identify those influencers and market
directly to them through attendee testimonials. For instance, nursing organizations
are using video testimonials as part of their
vendor outreach efforts.
What are some key things meeting planners should know about this segment?
Education is the number-one driver for
attending these meetings. It’s different
from other industries, where networking or
viewing new products, for instance, might
be their main reason for attending.
In healthcare, attendees value face-
to-face education and the ability to earn
15-plus continuing education credit hours
in three days. So, the education you provide
must be high quality. Most programs must
be accredited, so attendees can maintain

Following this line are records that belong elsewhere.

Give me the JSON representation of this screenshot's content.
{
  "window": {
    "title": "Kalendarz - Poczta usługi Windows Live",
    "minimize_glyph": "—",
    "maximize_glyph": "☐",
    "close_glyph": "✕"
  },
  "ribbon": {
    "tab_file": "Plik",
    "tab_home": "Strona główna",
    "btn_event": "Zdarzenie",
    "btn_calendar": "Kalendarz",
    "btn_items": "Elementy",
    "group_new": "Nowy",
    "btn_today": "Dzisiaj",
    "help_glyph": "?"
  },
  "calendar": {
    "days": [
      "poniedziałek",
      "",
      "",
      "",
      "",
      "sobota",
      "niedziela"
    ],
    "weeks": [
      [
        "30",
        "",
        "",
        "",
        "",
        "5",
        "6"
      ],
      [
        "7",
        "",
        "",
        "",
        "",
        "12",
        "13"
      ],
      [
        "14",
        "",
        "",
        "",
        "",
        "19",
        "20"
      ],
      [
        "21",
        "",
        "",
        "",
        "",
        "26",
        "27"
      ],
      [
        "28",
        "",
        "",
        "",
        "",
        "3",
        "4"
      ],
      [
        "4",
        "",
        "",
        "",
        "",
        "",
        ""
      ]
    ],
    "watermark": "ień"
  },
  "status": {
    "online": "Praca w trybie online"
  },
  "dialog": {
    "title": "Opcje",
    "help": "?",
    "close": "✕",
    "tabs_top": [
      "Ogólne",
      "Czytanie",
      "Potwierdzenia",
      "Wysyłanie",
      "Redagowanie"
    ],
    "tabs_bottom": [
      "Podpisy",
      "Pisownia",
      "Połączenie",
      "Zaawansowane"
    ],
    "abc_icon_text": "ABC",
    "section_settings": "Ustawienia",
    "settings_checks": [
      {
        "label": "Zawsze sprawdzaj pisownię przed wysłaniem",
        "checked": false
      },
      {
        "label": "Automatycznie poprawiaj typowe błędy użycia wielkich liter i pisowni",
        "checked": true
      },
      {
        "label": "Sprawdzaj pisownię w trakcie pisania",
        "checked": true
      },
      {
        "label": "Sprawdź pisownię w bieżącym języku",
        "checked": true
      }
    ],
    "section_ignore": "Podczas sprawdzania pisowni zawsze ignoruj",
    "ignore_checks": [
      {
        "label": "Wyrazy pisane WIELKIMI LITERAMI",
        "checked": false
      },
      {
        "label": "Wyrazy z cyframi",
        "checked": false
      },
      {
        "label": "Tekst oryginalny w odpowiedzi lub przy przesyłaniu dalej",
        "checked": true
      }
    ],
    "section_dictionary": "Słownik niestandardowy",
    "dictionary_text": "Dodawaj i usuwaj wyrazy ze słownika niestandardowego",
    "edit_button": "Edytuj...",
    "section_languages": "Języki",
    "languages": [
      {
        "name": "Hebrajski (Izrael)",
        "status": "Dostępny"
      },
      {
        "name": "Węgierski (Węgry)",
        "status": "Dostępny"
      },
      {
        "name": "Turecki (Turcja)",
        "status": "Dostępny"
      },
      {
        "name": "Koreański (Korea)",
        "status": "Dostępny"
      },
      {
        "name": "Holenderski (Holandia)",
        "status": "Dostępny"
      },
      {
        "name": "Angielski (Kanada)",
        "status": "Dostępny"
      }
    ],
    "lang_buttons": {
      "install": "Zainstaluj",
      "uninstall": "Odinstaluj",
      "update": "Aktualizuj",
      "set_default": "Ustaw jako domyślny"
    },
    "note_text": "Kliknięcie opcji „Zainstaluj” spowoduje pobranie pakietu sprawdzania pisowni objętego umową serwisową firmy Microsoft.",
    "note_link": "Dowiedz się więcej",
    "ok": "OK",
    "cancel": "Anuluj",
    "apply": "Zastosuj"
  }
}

licenses and other credentials. It also must
be relevant to the changing healthcare climate. Your attendees must be able to return
to their hospitals, medical offices or labs and
apply what they’ve learned immediately.
For example, the American Society for
Health Care Risk Management’s annual
conference traditionally offered six concurrent session rooms during the day with the
opportunity to earn 16 continuing education credit hours over three days. Additionally, they offered three 7 a.m. programs
(We call them “eye openers.”) in two of the
concurrent session rooms for attendees who
wanted to earn an additional three contact
hours. For some people, the trade-off of
sleep for a total of 19 contact hours is well
worth it because they can earn what then
need for their credentialing goal in three
days and be done.
Another aspect of healthcare meetings
(as opposed to business or trade association
meetings) is that the attendees are paying
out-of-pocket for the registration and travel.
Often, they are not reimbursed by their
employer. So, healthcare meeting organizers
should be cognizant of costs, especially if
they want to attract young professionals.
Look for more hosted-buyer programs, scholarships and young professional discounts.
How are regulations affecting the
Regulations are the new normal. They are
top-of-mind for healthcare associations
and their meetings’ organizers. We want to
do the right thing, so our meetings will be
compliant for our attendees.
The advocacy and government relations
arms of these organizations are critical in
staying ahead of new government rules and
policies that will affect their members and
How have meetings in this segment
changed in recent years? What components of meetings in this segment are
different than in other segments?
Fueled by new technology, business and
trade organizations have been adopting new
elements to their conferences that enhance
the overall experience. Some healthcare
organizations are following suit, which is
necessary to attract new members and
Still, the traditional offerings are valued
by attendees. For example, poster sessions,
especially for a highly scientific audience,
are a critical part of a conference. We’ve
helped to expand poster session hours
where attendees connect with presenters
and earn additional contact hours, increase
dedicated show floor space or changed the
location to be more front and center, and
provide the technical support for e-posters.
What other thoughts do you have about
Diversity and Inclusion will continue to be
an important part of healthcare meetings.
Some of our client organizations are taking
steps to ensure that there is diversity in the
makeup of organizations’ board of directors
and committee leaders.
Benjamin Rabe // Event Director // SmithBucklin // www.smithbucklin.com